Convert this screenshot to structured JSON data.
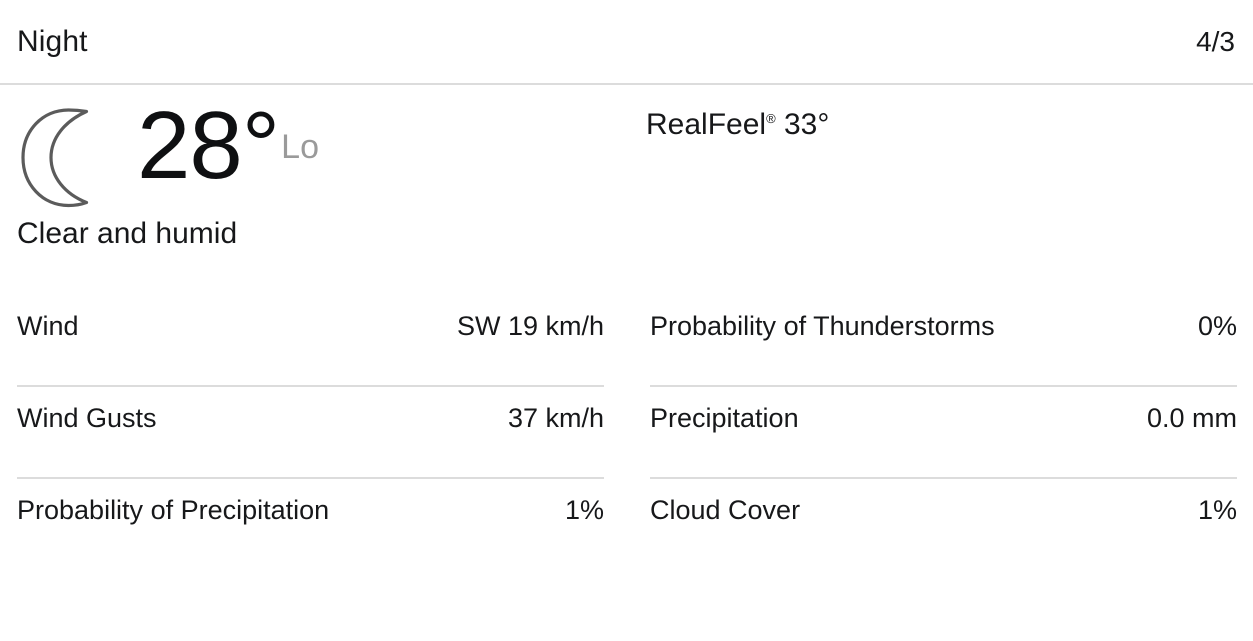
{
  "header": {
    "period": "Night",
    "date": "4/3"
  },
  "summary": {
    "icon": "crescent-moon-icon",
    "temperature": "28°",
    "temperature_qualifier": "Lo",
    "realfeel_label": "RealFeel",
    "realfeel_trademark": "®",
    "realfeel_value": "33°",
    "phrase": "Clear and humid"
  },
  "details": {
    "left": [
      {
        "label": "Wind",
        "value": "SW 19 km/h"
      },
      {
        "label": "Wind Gusts",
        "value": "37 km/h"
      },
      {
        "label": "Probability of Precipitation",
        "value": "1%"
      }
    ],
    "right": [
      {
        "label": "Probability of Thunderstorms",
        "value": "0%"
      },
      {
        "label": "Precipitation",
        "value": "0.0 mm"
      },
      {
        "label": "Cloud Cover",
        "value": "1%"
      }
    ]
  },
  "colors": {
    "text": "#17181a",
    "muted": "#9a9a9a",
    "divider": "#dcdcdc",
    "icon_stroke": "#5b5b5b",
    "background": "#ffffff"
  }
}
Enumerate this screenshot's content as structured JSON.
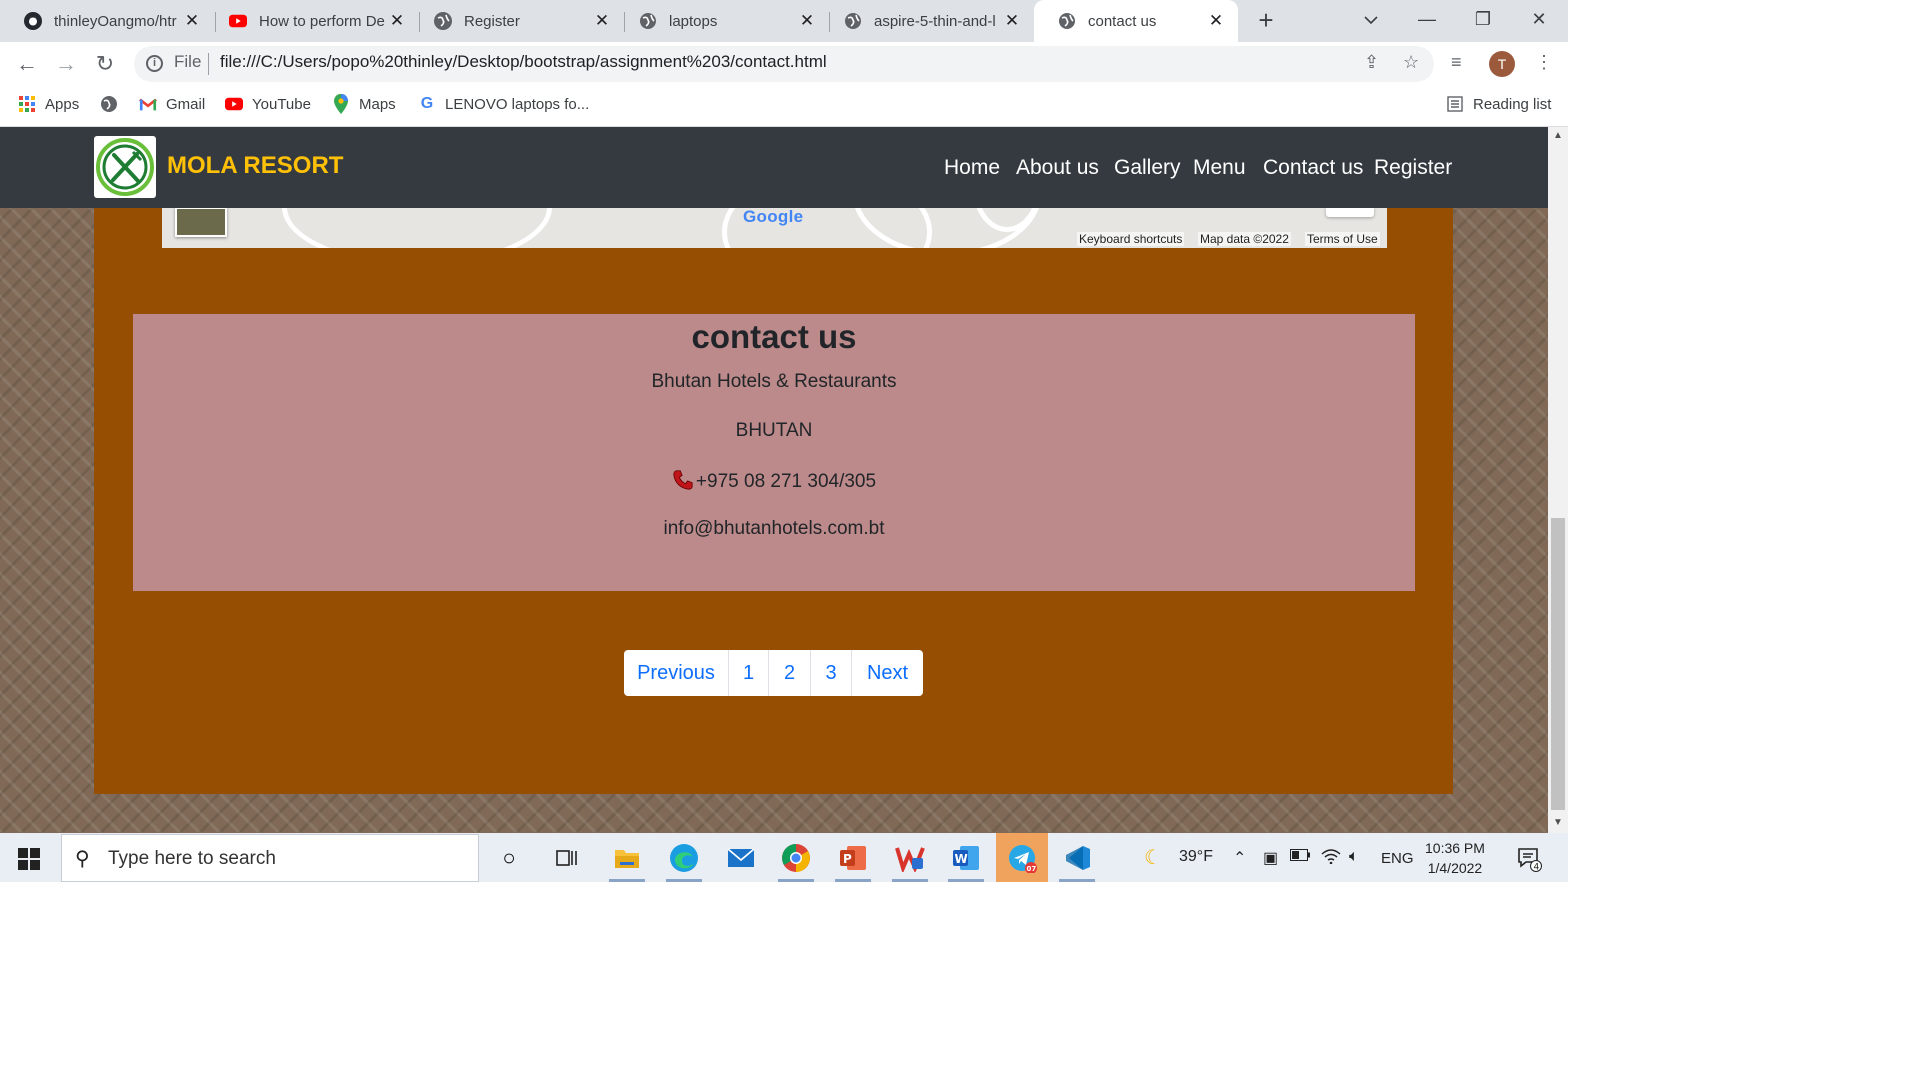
{
  "browser": {
    "tabs": [
      {
        "title": "thinleyOangmo/htr",
        "icon": "github-icon",
        "active": false
      },
      {
        "title": "How to perform De",
        "icon": "youtube-icon",
        "active": false
      },
      {
        "title": "Register",
        "icon": "globe-icon",
        "active": false
      },
      {
        "title": "laptops",
        "icon": "globe-icon",
        "active": false
      },
      {
        "title": "aspire-5-thin-and-l",
        "icon": "globe-icon",
        "active": false
      },
      {
        "title": "contact us",
        "icon": "globe-icon",
        "active": true
      }
    ],
    "address": {
      "scheme_label": "File",
      "url": "file:///C:/Users/popo%20thinley/Desktop/bootstrap/assignment%203/contact.html"
    },
    "profile_initial": "T",
    "bookmarks": [
      {
        "label": "Apps",
        "icon": "apps-grid-icon"
      },
      {
        "label": "",
        "icon": "globe-icon"
      },
      {
        "label": "Gmail",
        "icon": "gmail-icon"
      },
      {
        "label": "YouTube",
        "icon": "youtube-icon"
      },
      {
        "label": "Maps",
        "icon": "maps-pin-icon"
      },
      {
        "label": "LENOVO laptops fo...",
        "icon": "google-icon"
      }
    ],
    "reading_list": "Reading list"
  },
  "site": {
    "brand": "MOLA RESORT",
    "brand_color": "#ffc107",
    "nav": [
      "Home",
      "About us",
      "Gallery",
      "Menu",
      "Contact us",
      "Register"
    ]
  },
  "map": {
    "logo": "Google",
    "attribution": [
      "Keyboard shortcuts",
      "Map data ©2022",
      "Terms of Use"
    ]
  },
  "contact": {
    "title": "contact us",
    "org": "Bhutan Hotels & Restaurants",
    "country": "BHUTAN",
    "phone": "+975 08 271 304/305",
    "email": "info@bhutanhotels.com.bt"
  },
  "pagination": [
    "Previous",
    "1",
    "2",
    "3",
    "Next"
  ],
  "taskbar": {
    "search_placeholder": "Type here to search",
    "weather": "39°F",
    "language": "ENG",
    "time": "10:36 PM",
    "date": "1/4/2022",
    "notifications": "4",
    "telegram_badge": "07"
  }
}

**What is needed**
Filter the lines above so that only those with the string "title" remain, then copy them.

**Output**
        "title": "thinleyOangmo/htr",
        "title": "How to perform De",
        "title": "Register",
        "title": "laptops",
        "title": "aspire-5-thin-and-l",
        "title": "contact us",
    "title": "contact us",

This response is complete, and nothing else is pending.